## TASK STATEMENT
Copy out each line of the data that contains "this".

## DATA SECTION
────────────────────────────────────────

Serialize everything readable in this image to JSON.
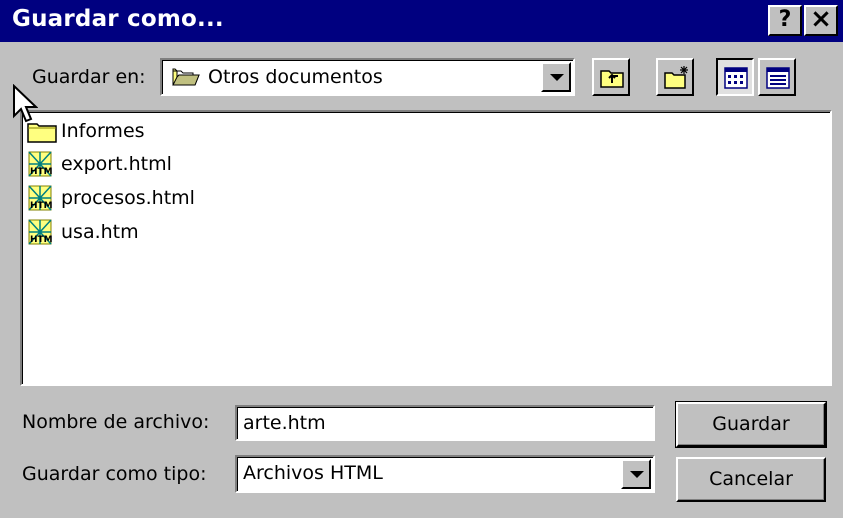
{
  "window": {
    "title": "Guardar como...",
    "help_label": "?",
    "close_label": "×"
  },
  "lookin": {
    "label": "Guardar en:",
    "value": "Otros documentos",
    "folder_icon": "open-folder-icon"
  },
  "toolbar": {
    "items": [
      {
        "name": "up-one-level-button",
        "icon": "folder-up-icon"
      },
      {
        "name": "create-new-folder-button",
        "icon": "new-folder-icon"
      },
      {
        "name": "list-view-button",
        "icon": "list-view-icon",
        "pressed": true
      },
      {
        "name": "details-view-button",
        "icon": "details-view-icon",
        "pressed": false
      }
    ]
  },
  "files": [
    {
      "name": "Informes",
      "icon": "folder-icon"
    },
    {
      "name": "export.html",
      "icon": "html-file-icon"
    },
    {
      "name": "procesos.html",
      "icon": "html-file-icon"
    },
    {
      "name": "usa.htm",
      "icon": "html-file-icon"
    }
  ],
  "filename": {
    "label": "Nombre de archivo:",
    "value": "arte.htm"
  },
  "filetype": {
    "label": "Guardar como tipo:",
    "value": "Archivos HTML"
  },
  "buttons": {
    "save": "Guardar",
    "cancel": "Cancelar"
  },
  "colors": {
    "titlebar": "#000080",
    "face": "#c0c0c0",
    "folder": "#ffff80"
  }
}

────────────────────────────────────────

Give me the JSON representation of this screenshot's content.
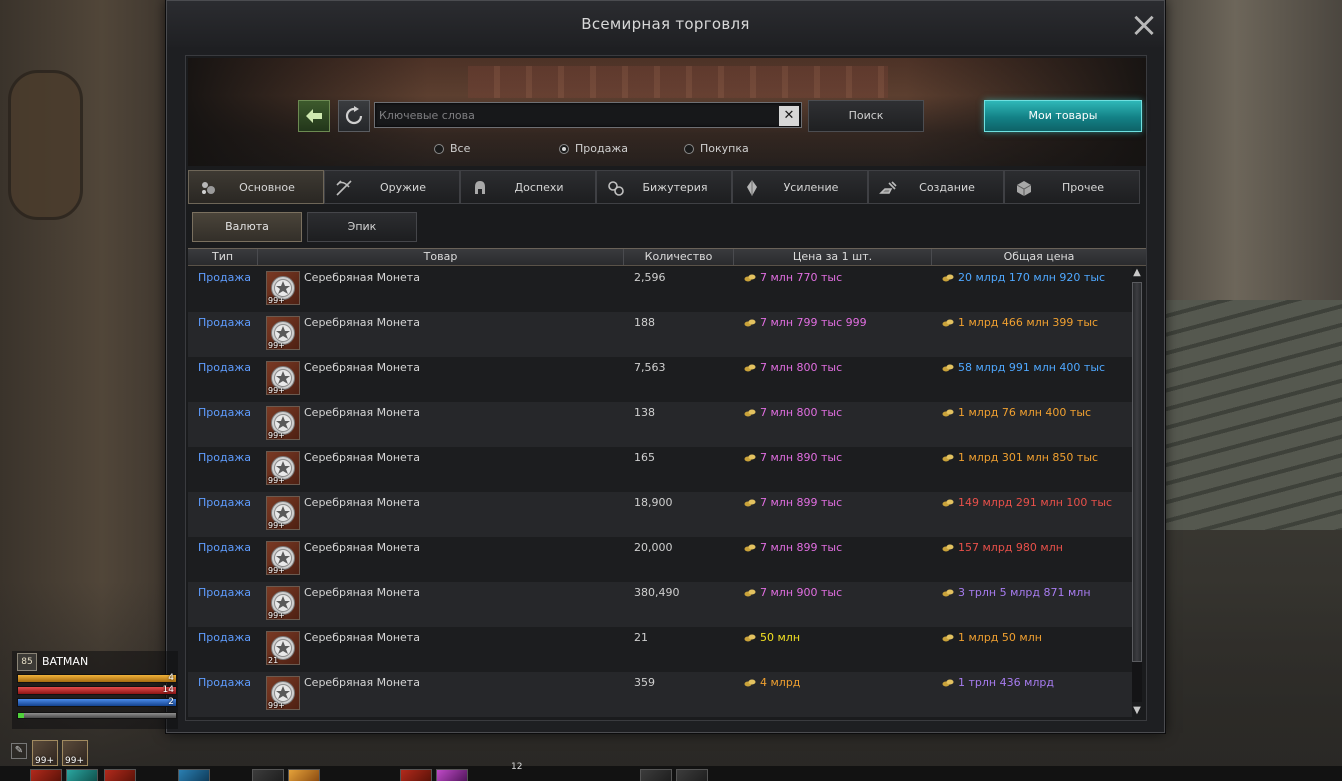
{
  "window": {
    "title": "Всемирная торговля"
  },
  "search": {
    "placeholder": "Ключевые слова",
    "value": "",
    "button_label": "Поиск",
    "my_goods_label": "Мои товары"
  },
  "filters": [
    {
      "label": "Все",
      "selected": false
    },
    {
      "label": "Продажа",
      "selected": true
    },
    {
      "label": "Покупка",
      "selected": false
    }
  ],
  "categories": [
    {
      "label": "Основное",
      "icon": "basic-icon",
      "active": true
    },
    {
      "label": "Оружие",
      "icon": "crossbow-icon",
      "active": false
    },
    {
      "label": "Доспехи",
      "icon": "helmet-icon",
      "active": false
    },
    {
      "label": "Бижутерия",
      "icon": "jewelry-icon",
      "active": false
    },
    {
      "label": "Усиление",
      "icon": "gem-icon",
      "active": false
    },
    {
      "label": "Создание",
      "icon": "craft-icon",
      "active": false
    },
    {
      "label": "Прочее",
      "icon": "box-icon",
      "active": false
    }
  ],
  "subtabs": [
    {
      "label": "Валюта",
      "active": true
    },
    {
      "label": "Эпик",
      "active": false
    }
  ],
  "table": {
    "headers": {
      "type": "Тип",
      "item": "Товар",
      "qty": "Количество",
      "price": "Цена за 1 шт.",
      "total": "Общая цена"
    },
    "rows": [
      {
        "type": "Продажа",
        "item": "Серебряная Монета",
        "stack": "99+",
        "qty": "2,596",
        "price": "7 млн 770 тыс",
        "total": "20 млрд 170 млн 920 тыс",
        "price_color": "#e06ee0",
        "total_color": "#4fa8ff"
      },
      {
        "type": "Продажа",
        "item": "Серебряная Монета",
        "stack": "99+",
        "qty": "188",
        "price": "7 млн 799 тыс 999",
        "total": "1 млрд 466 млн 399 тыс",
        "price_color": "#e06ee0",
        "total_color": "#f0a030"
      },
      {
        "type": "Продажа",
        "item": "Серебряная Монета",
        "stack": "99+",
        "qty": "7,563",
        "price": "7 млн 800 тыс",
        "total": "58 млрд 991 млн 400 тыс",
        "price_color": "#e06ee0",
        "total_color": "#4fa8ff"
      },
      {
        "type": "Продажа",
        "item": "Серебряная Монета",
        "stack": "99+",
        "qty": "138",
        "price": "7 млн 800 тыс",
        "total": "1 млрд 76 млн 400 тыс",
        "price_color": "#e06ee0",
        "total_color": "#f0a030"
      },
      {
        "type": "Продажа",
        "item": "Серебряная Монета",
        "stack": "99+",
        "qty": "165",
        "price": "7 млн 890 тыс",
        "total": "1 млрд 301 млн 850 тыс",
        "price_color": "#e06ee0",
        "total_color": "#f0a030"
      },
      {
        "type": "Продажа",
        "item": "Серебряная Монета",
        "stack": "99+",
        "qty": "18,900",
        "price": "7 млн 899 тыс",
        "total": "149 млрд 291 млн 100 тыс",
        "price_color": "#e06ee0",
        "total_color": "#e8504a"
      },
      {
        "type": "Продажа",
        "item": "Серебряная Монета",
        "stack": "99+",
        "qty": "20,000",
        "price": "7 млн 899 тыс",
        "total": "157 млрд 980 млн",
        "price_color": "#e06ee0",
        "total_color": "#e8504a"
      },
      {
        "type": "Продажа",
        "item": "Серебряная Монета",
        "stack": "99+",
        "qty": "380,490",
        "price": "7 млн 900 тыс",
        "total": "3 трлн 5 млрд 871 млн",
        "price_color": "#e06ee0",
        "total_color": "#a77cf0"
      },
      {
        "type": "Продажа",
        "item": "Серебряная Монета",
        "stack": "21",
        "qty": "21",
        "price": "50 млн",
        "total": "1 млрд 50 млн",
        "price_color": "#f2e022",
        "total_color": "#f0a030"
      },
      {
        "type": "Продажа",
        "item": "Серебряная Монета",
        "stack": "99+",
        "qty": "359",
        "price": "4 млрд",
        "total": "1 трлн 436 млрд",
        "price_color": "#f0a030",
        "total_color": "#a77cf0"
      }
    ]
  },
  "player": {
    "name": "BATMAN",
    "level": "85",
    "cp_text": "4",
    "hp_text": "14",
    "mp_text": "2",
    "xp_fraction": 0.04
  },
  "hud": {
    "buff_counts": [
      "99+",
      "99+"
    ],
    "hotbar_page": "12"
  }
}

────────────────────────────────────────

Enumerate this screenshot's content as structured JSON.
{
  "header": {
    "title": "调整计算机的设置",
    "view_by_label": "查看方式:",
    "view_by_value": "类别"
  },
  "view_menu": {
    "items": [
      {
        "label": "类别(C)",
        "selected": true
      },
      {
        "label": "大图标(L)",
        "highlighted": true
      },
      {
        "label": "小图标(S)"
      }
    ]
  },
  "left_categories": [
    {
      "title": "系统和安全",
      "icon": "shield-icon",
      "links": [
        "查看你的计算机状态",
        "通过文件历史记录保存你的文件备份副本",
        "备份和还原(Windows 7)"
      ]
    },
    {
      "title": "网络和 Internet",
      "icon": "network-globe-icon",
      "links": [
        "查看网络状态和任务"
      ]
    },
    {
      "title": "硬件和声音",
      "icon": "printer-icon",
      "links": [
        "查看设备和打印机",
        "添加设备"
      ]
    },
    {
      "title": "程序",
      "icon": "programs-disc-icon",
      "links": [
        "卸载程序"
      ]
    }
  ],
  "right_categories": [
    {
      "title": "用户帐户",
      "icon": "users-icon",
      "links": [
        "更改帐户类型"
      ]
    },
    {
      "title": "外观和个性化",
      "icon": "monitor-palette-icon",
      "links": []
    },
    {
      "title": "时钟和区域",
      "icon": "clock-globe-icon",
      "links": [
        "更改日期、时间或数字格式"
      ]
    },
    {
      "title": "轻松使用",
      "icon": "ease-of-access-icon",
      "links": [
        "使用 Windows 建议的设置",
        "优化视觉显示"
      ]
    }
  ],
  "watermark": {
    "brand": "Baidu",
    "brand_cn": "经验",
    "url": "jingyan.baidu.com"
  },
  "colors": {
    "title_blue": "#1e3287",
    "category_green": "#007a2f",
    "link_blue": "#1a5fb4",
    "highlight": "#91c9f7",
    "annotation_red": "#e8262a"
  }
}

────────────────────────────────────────

## EXPECTED ANSWER
Serialize everything readable in this image to JSON.
Give me the JSON representation of this screenshot's content.
Enumerate this screenshot's content as structured JSON.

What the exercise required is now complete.